• [ABOUT THIS TASK] Could you reproduce every record below exactly, excluding all pictures?

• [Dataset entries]
========================================================================

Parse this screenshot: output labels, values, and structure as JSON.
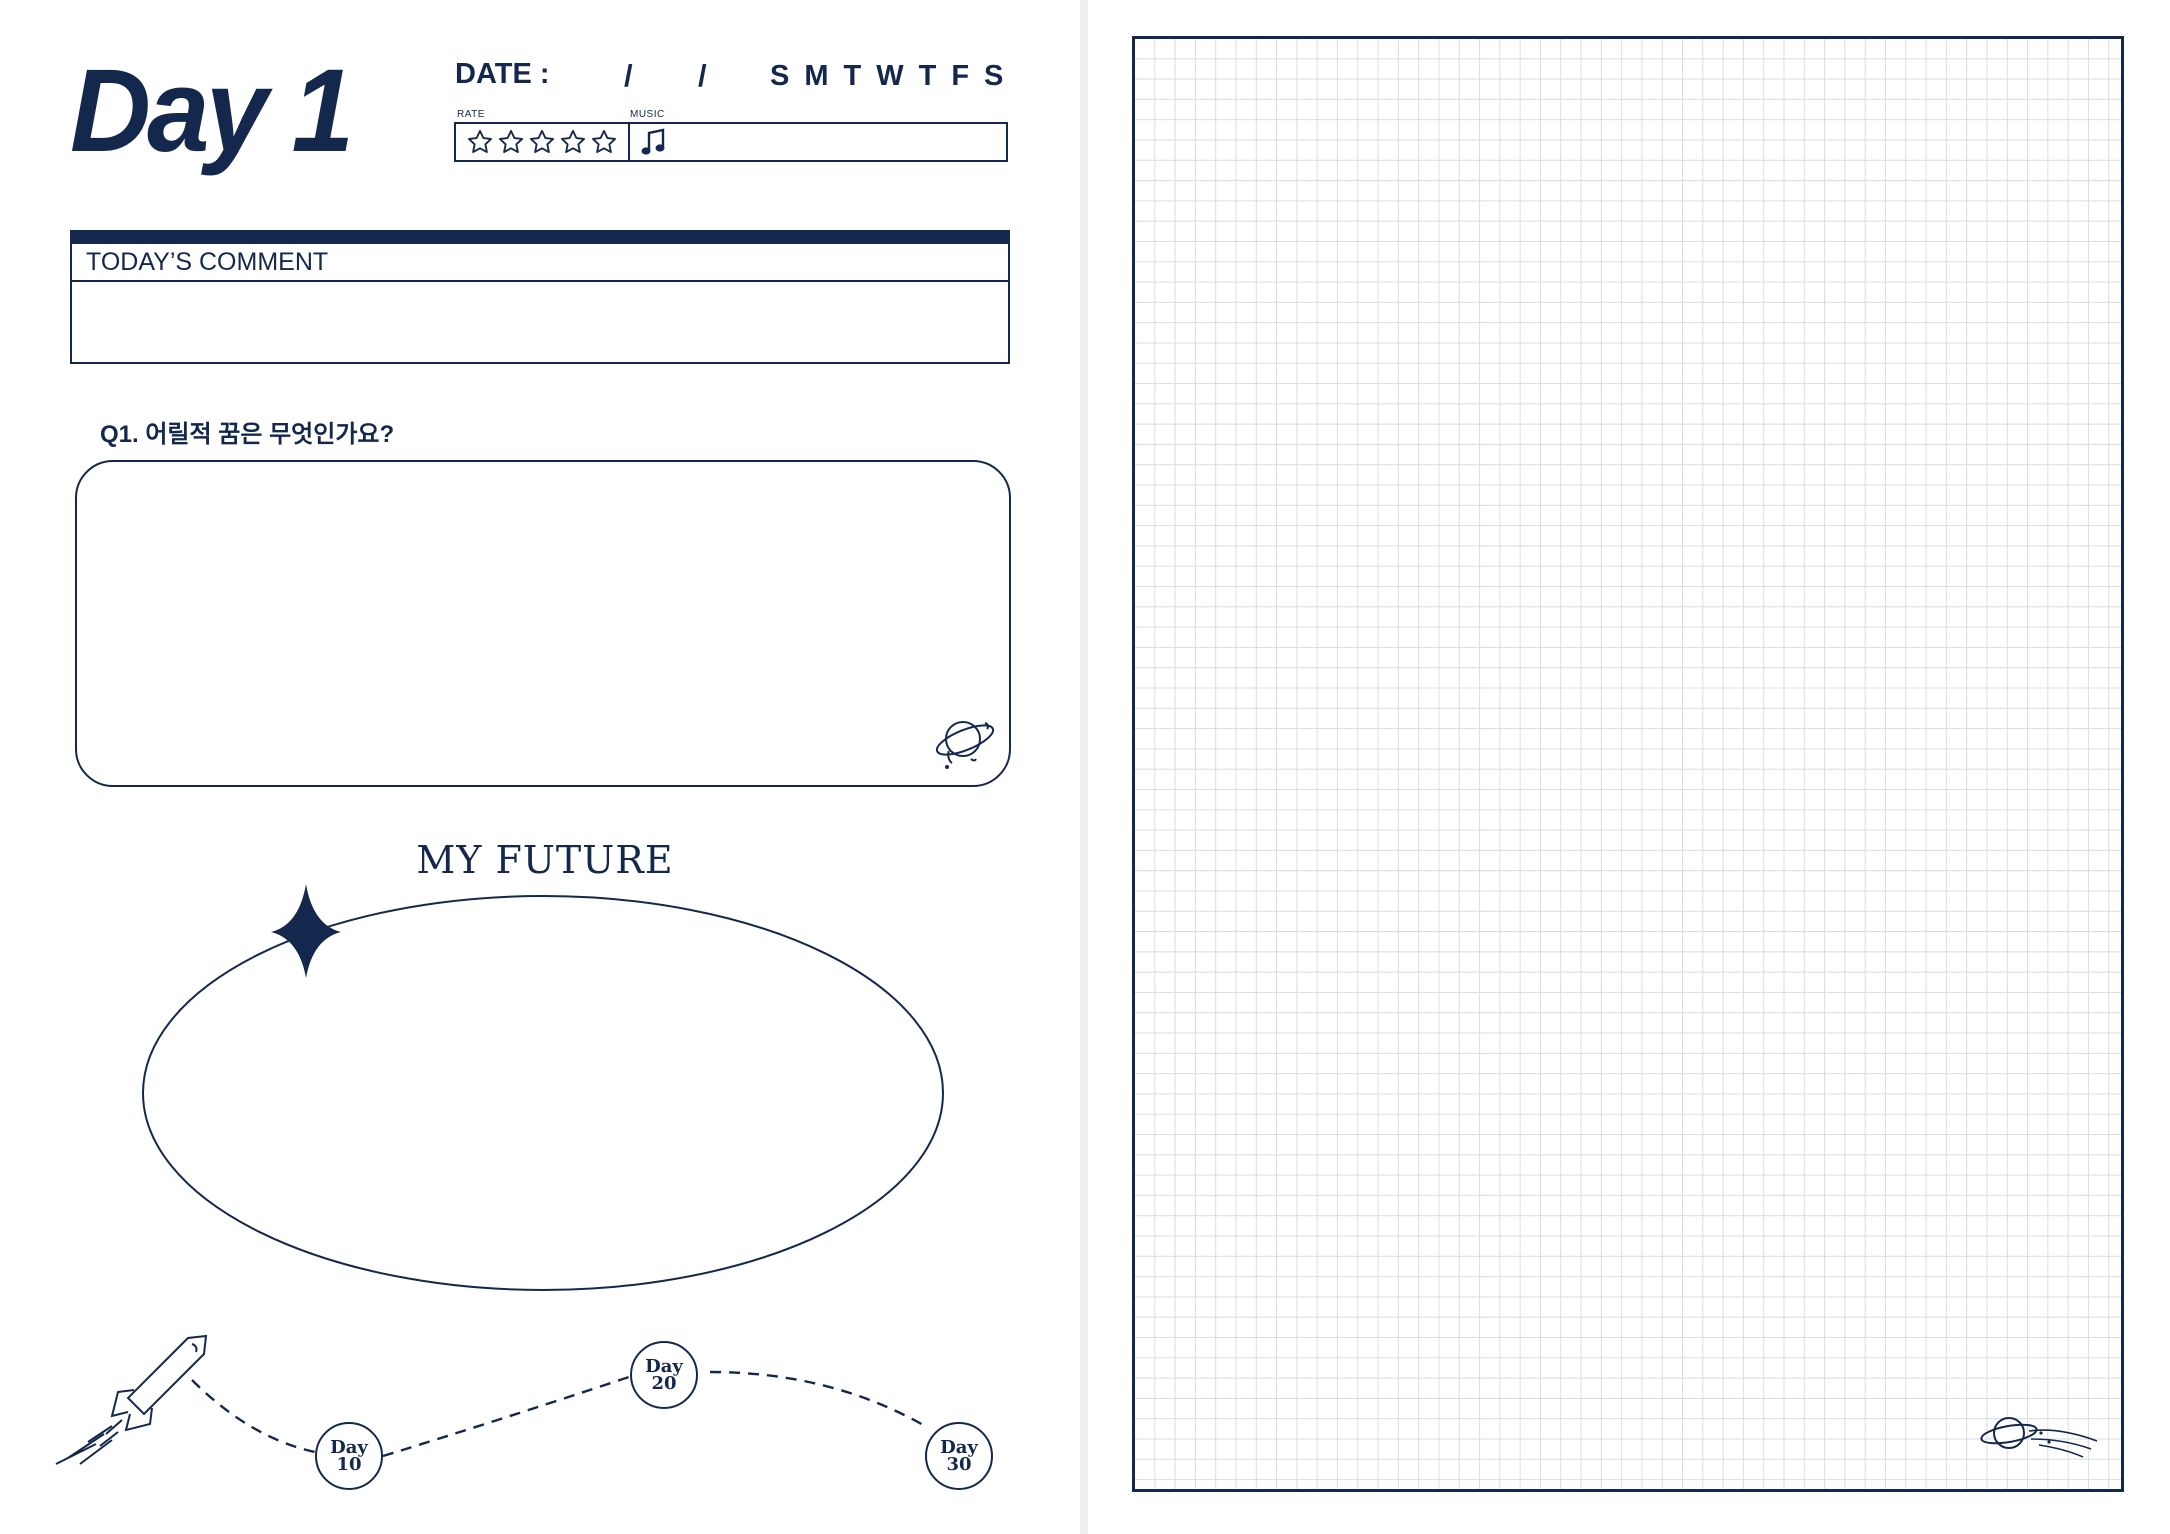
{
  "title": "Day 1",
  "date": {
    "label": "DATE :",
    "separator": "/",
    "weekdays": [
      "S",
      "M",
      "T",
      "W",
      "T",
      "F",
      "S"
    ]
  },
  "rate_label": "RATE",
  "music_label": "MUSIC",
  "rating": {
    "max": 5,
    "filled": 0
  },
  "icons": {
    "music": "music-note-icon",
    "star": "star-outline-icon",
    "sparkle": "four-point-star-icon",
    "rocket": "rocket-icon",
    "planet": "planet-icon"
  },
  "comment": {
    "header": "TODAY’S COMMENT"
  },
  "question": {
    "text": "Q1. 어릴적 꿈은 무엇인가요?"
  },
  "future": {
    "title": "MY FUTURE"
  },
  "milestones": [
    {
      "day_word": "Day",
      "number": "10"
    },
    {
      "day_word": "Day",
      "number": "20"
    },
    {
      "day_word": "Day",
      "number": "30"
    }
  ],
  "colors": {
    "navy": "#13284c",
    "grid": "#d8dce3"
  }
}
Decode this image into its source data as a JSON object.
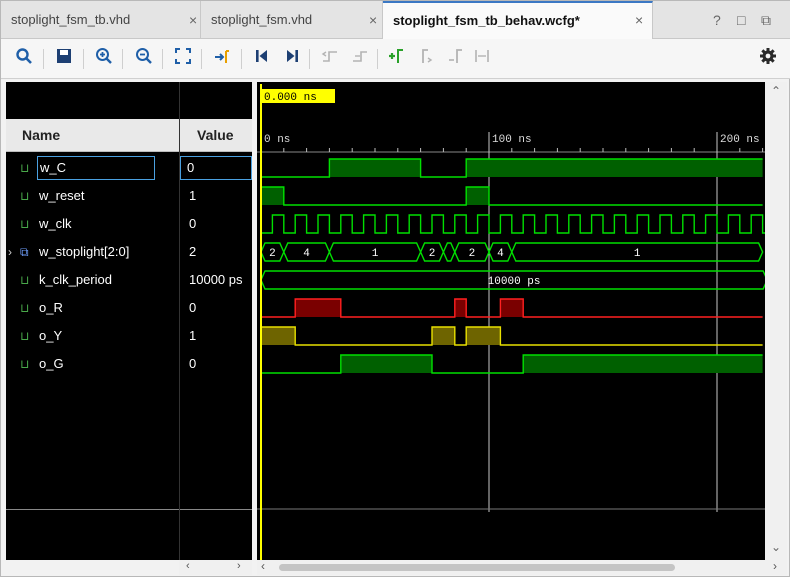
{
  "tabs": [
    {
      "label": "stoplight_fsm_tb.vhd",
      "active": false
    },
    {
      "label": "stoplight_fsm.vhd",
      "active": false
    },
    {
      "label": "stoplight_fsm_tb_behav.wcfg*",
      "active": true
    }
  ],
  "window_controls": {
    "help": "?",
    "maximize": "□",
    "restore": "⧉"
  },
  "toolbar": {
    "icons": [
      "search-icon",
      "save-icon",
      "zoom-in-icon",
      "zoom-out-icon",
      "zoom-fit-icon",
      "go-to-cursor-icon",
      "go-to-start-icon",
      "go-to-end-icon",
      "previous-transition-icon",
      "next-transition-icon",
      "add-marker-icon",
      "previous-marker-icon",
      "next-marker-icon",
      "swap-cursors-icon",
      "settings-icon"
    ]
  },
  "columns": {
    "name": "Name",
    "value": "Value"
  },
  "signals": [
    {
      "name": "w_C",
      "value": "0",
      "icon": "logic-signal-icon",
      "selected": true
    },
    {
      "name": "w_reset",
      "value": "1",
      "icon": "logic-signal-icon"
    },
    {
      "name": "w_clk",
      "value": "0",
      "icon": "logic-signal-icon"
    },
    {
      "name": "w_stoplight[2:0]",
      "value": "2",
      "icon": "bus-signal-icon",
      "expandable": true
    },
    {
      "name": "k_clk_period",
      "value": "10000 ps",
      "icon": "constant-icon"
    },
    {
      "name": "o_R",
      "value": "0",
      "icon": "output-signal-icon"
    },
    {
      "name": "o_Y",
      "value": "1",
      "icon": "output-signal-icon"
    },
    {
      "name": "o_G",
      "value": "0",
      "icon": "output-signal-icon"
    }
  ],
  "cursor": {
    "label": "0.000 ns",
    "time_ns": 0
  },
  "time_axis": {
    "unit": "ns",
    "labels": [
      "0 ns",
      "100 ns",
      "200 ns"
    ],
    "ticks_ns": [
      0,
      100,
      200
    ]
  },
  "waves": {
    "w_C": [
      [
        0,
        0
      ],
      [
        30,
        1
      ],
      [
        70,
        0
      ],
      [
        90,
        1
      ],
      [
        220,
        1
      ]
    ],
    "w_reset": [
      [
        0,
        1
      ],
      [
        10,
        0
      ],
      [
        90,
        1
      ],
      [
        100,
        0
      ],
      [
        220,
        0
      ]
    ],
    "w_stoplight_segments": [
      {
        "from": 0,
        "to": 10,
        "label": "2"
      },
      {
        "from": 10,
        "to": 30,
        "label": "4"
      },
      {
        "from": 30,
        "to": 70,
        "label": "1"
      },
      {
        "from": 70,
        "to": 80,
        "label": "2"
      },
      {
        "from": 80,
        "to": 85,
        "label": ""
      },
      {
        "from": 85,
        "to": 100,
        "label": "2"
      },
      {
        "from": 100,
        "to": 110,
        "label": "4"
      },
      {
        "from": 110,
        "to": 220,
        "label": "1"
      }
    ],
    "k_clk_period": "10000 ps",
    "o_R": [
      [
        0,
        0
      ],
      [
        15,
        1
      ],
      [
        35,
        0
      ],
      [
        85,
        1
      ],
      [
        90,
        0
      ],
      [
        105,
        1
      ],
      [
        115,
        0
      ],
      [
        220,
        0
      ]
    ],
    "o_Y": [
      [
        0,
        1
      ],
      [
        15,
        0
      ],
      [
        75,
        1
      ],
      [
        85,
        0
      ],
      [
        90,
        1
      ],
      [
        105,
        0
      ],
      [
        220,
        0
      ]
    ],
    "o_G": [
      [
        0,
        0
      ],
      [
        35,
        1
      ],
      [
        75,
        0
      ],
      [
        115,
        1
      ],
      [
        220,
        1
      ]
    ]
  },
  "colors": {
    "wave_green": "#00e000",
    "fill_green": "#006000",
    "wave_red": "#ff2020",
    "fill_red": "#7a0000",
    "wave_yellow": "#e8e000",
    "fill_yellow": "#6e6400",
    "cursor": "#ffff00",
    "marker": "#c8c8c8"
  }
}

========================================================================

• [RESPONSE TO THE TASK]
Parse this screenshot: output labels, values, and structure as JSON.
{
  "title": "Day 1",
  "date": {
    "label": "DATE :",
    "separator": "/",
    "weekdays": [
      "S",
      "M",
      "T",
      "W",
      "T",
      "F",
      "S"
    ]
  },
  "rate_label": "RATE",
  "music_label": "MUSIC",
  "rating": {
    "max": 5,
    "filled": 0
  },
  "icons": {
    "music": "music-note-icon",
    "star": "star-outline-icon",
    "sparkle": "four-point-star-icon",
    "rocket": "rocket-icon",
    "planet": "planet-icon"
  },
  "comment": {
    "header": "TODAY’S COMMENT"
  },
  "question": {
    "text": "Q1. 어릴적 꿈은 무엇인가요?"
  },
  "future": {
    "title": "MY FUTURE"
  },
  "milestones": [
    {
      "day_word": "Day",
      "number": "10"
    },
    {
      "day_word": "Day",
      "number": "20"
    },
    {
      "day_word": "Day",
      "number": "30"
    }
  ],
  "colors": {
    "navy": "#13284c",
    "grid": "#d8dce3"
  }
}
Decode this image into its source data as a JSON object.
{
  "tabs": [
    {
      "label": "stoplight_fsm_tb.vhd",
      "active": false
    },
    {
      "label": "stoplight_fsm.vhd",
      "active": false
    },
    {
      "label": "stoplight_fsm_tb_behav.wcfg*",
      "active": true
    }
  ],
  "window_controls": {
    "help": "?",
    "maximize": "□",
    "restore": "⧉"
  },
  "toolbar": {
    "icons": [
      "search-icon",
      "save-icon",
      "zoom-in-icon",
      "zoom-out-icon",
      "zoom-fit-icon",
      "go-to-cursor-icon",
      "go-to-start-icon",
      "go-to-end-icon",
      "previous-transition-icon",
      "next-transition-icon",
      "add-marker-icon",
      "previous-marker-icon",
      "next-marker-icon",
      "swap-cursors-icon",
      "settings-icon"
    ]
  },
  "columns": {
    "name": "Name",
    "value": "Value"
  },
  "signals": [
    {
      "name": "w_C",
      "value": "0",
      "icon": "logic-signal-icon",
      "selected": true
    },
    {
      "name": "w_reset",
      "value": "1",
      "icon": "logic-signal-icon"
    },
    {
      "name": "w_clk",
      "value": "0",
      "icon": "logic-signal-icon"
    },
    {
      "name": "w_stoplight[2:0]",
      "value": "2",
      "icon": "bus-signal-icon",
      "expandable": true
    },
    {
      "name": "k_clk_period",
      "value": "10000 ps",
      "icon": "constant-icon"
    },
    {
      "name": "o_R",
      "value": "0",
      "icon": "output-signal-icon"
    },
    {
      "name": "o_Y",
      "value": "1",
      "icon": "output-signal-icon"
    },
    {
      "name": "o_G",
      "value": "0",
      "icon": "output-signal-icon"
    }
  ],
  "cursor": {
    "label": "0.000 ns",
    "time_ns": 0
  },
  "time_axis": {
    "unit": "ns",
    "labels": [
      "0 ns",
      "100 ns",
      "200 ns"
    ],
    "ticks_ns": [
      0,
      100,
      200
    ]
  },
  "waves": {
    "w_C": [
      [
        0,
        0
      ],
      [
        30,
        1
      ],
      [
        70,
        0
      ],
      [
        90,
        1
      ],
      [
        220,
        1
      ]
    ],
    "w_reset": [
      [
        0,
        1
      ],
      [
        10,
        0
      ],
      [
        90,
        1
      ],
      [
        100,
        0
      ],
      [
        220,
        0
      ]
    ],
    "w_stoplight_segments": [
      {
        "from": 0,
        "to": 10,
        "label": "2"
      },
      {
        "from": 10,
        "to": 30,
        "label": "4"
      },
      {
        "from": 30,
        "to": 70,
        "label": "1"
      },
      {
        "from": 70,
        "to": 80,
        "label": "2"
      },
      {
        "from": 80,
        "to": 85,
        "label": ""
      },
      {
        "from": 85,
        "to": 100,
        "label": "2"
      },
      {
        "from": 100,
        "to": 110,
        "label": "4"
      },
      {
        "from": 110,
        "to": 220,
        "label": "1"
      }
    ],
    "k_clk_period": "10000 ps",
    "o_R": [
      [
        0,
        0
      ],
      [
        15,
        1
      ],
      [
        35,
        0
      ],
      [
        85,
        1
      ],
      [
        90,
        0
      ],
      [
        105,
        1
      ],
      [
        115,
        0
      ],
      [
        220,
        0
      ]
    ],
    "o_Y": [
      [
        0,
        1
      ],
      [
        15,
        0
      ],
      [
        75,
        1
      ],
      [
        85,
        0
      ],
      [
        90,
        1
      ],
      [
        105,
        0
      ],
      [
        220,
        0
      ]
    ],
    "o_G": [
      [
        0,
        0
      ],
      [
        35,
        1
      ],
      [
        75,
        0
      ],
      [
        115,
        1
      ],
      [
        220,
        1
      ]
    ]
  },
  "colors": {
    "wave_green": "#00e000",
    "fill_green": "#006000",
    "wave_red": "#ff2020",
    "fill_red": "#7a0000",
    "wave_yellow": "#e8e000",
    "fill_yellow": "#6e6400",
    "cursor": "#ffff00",
    "marker": "#c8c8c8"
  }
}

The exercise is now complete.